9 Research Backed Benefits of Positive Psychology

1. Happiness is contagious 

Research has shown that those who are surrounded by happy friends and family are more likely to find happiness in the future. If you are happy, those around you will potentially benefit from it as well (Fowler & Christakis, 2008).

2. Wealth does not measure happiness

Too many people believe that finding wealth will lead to happiness, but studies have shown that this is not the case. Rather, focusing less on attaining wealth leads to greater happiness (Aknin, Norton, & Dunn, 2009).

3. Positivity comes from within 

In other words, simply “putting a smile on” through difficult times will not cultivate inner happiness.

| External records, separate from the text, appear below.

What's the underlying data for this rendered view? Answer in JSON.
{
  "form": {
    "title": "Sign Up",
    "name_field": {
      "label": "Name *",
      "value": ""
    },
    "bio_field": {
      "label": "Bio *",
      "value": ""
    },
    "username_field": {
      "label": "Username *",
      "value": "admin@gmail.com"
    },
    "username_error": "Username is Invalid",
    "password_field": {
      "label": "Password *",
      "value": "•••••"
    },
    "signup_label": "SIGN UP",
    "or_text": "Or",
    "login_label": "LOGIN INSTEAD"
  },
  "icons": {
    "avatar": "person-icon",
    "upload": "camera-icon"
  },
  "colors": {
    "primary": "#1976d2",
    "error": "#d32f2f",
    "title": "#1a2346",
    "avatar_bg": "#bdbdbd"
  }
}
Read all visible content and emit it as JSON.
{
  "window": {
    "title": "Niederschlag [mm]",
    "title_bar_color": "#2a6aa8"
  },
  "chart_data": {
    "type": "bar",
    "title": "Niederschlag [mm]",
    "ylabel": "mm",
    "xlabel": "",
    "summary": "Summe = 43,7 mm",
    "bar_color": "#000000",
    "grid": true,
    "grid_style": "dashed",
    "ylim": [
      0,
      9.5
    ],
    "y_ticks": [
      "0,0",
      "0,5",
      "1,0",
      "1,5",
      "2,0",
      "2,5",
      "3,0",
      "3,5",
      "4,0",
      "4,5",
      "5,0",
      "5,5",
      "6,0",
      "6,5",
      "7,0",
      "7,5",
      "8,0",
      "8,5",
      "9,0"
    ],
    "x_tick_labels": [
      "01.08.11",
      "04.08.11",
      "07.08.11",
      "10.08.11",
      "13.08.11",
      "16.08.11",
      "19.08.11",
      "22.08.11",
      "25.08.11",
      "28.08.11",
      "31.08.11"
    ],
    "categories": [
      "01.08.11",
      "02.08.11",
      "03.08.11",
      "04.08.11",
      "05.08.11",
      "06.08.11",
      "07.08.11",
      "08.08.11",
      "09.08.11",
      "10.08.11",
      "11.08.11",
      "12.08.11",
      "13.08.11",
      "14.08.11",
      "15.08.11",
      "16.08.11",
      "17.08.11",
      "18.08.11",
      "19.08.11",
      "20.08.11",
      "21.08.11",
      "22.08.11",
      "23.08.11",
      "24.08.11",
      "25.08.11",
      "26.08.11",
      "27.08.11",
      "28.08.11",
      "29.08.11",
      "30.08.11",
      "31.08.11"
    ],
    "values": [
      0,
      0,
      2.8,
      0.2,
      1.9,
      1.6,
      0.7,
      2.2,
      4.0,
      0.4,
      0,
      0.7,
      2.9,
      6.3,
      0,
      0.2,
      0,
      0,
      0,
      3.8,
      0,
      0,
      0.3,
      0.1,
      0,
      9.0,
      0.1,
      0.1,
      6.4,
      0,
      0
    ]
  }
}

Putting in effort to feel positivity within will lead to outward expressions of happiness (Scott & Barnes, 2011).

4. Performing acts of kindness 

Those who perform acts of kindness do not only feel a greater sense of well-being within themselves, but they are also more likely to be accepted by their peers as well (Layous, Nelson, Oberle, Schonert-Reichl, & Lyubomirsky, 2012). 

5. Generosity is key

Those who show generosity by spending money on others are happier with themselves (Dunn, Aknin, & Norton, 2008).

6. Material possessions do not make you happy

Research has shown that those who prefer to spend their money on experiences rather than on material possessions are far happier in life (Howell & Hill, 2009).

7. Volunteer work is fulfilling

When you volunteer to work for a cause that you believe in, you feel happier and more fulfilled in life. Studies have also shown that it leads to a reduction in symptoms of depression (Jenkinson et al., 2013).

8. Hugs are healing 

Hugging promotes production of oxytocin in the brain, which leads to feelings of trust, empathy, and morality. Hugging and showing physical affection to the people in your life you care about will boost the well-being of yourself and those around you (Barraza & Zak, 2009).

9. Gratitude will change your life

Last, but certainly not least, is gratitude. Research has proven that when we cultivate feelings of gratitude, we become much happier and satisfied with our lives (Seligman, Steen, Park, & Peterson, 2005).